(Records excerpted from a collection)
============
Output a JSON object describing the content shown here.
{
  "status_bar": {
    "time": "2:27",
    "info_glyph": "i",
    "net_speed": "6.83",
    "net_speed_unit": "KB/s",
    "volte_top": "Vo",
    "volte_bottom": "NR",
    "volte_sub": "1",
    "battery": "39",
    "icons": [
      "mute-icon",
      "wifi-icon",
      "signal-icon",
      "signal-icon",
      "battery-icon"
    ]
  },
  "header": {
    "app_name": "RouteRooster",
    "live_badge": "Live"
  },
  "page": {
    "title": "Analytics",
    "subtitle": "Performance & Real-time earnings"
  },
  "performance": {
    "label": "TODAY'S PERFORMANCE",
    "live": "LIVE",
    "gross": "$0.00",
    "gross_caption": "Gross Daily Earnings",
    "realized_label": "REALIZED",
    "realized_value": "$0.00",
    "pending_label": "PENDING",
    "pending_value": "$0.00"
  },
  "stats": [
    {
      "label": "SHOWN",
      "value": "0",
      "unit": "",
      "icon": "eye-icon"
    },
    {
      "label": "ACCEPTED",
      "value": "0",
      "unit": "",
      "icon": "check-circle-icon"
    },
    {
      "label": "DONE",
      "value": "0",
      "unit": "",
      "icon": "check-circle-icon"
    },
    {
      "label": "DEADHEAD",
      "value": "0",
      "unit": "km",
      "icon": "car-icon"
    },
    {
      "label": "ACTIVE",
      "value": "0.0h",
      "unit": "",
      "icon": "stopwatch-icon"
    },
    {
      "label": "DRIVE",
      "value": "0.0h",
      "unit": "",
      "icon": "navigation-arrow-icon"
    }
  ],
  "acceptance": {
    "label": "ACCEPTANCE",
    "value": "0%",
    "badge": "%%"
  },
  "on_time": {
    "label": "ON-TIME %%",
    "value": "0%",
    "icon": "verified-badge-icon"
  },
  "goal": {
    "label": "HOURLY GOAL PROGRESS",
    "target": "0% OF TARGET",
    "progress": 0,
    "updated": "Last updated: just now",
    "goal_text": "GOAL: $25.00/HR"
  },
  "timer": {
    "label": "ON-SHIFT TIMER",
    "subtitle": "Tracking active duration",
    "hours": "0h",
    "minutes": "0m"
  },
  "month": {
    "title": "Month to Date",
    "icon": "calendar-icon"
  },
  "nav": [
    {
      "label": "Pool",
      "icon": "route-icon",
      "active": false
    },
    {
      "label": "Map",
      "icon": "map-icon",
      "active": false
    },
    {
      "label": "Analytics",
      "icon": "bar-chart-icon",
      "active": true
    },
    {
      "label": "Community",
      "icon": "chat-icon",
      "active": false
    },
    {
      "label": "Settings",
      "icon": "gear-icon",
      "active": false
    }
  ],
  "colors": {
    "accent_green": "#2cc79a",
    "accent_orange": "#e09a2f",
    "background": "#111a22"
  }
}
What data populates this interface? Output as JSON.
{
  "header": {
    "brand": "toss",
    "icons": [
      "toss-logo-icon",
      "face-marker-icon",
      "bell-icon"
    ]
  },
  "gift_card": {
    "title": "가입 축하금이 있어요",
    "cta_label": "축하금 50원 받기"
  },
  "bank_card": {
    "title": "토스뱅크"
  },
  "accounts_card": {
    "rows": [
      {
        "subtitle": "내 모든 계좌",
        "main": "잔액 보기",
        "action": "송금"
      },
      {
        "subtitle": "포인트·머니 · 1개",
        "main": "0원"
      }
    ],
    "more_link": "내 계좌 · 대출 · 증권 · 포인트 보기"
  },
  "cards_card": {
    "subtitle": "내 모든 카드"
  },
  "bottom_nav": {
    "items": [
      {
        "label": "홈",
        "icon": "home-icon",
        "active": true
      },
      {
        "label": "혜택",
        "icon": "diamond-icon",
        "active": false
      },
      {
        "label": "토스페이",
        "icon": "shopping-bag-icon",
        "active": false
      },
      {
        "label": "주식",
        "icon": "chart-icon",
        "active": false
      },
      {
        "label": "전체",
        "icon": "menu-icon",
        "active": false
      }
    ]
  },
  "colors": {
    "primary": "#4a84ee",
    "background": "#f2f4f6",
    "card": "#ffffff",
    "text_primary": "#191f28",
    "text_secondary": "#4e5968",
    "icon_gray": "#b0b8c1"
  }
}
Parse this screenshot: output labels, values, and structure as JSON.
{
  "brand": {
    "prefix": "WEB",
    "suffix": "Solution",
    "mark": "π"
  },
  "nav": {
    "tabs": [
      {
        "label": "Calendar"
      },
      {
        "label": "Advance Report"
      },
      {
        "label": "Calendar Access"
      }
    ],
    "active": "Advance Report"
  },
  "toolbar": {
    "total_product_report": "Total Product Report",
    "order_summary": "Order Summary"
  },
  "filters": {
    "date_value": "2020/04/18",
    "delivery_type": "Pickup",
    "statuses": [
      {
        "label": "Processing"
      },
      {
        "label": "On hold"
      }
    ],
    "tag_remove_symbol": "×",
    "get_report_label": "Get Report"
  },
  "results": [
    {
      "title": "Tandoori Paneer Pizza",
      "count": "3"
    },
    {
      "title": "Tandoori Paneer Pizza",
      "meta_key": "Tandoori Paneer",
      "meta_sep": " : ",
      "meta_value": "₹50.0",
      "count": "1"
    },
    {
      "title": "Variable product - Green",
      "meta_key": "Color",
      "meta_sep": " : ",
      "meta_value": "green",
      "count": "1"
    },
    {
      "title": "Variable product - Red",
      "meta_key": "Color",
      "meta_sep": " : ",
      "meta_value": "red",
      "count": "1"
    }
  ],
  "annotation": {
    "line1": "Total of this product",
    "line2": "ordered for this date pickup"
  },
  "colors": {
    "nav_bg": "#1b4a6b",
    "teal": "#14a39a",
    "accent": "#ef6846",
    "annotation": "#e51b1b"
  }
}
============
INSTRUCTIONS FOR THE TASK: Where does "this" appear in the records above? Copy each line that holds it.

ANSWER:
What data populates this interface? Output as JSON.
Parse this screenshot: output labels, values, and structure as JSON.
    "line1": "Total of this product",
    "line2": "ordered for this date pickup"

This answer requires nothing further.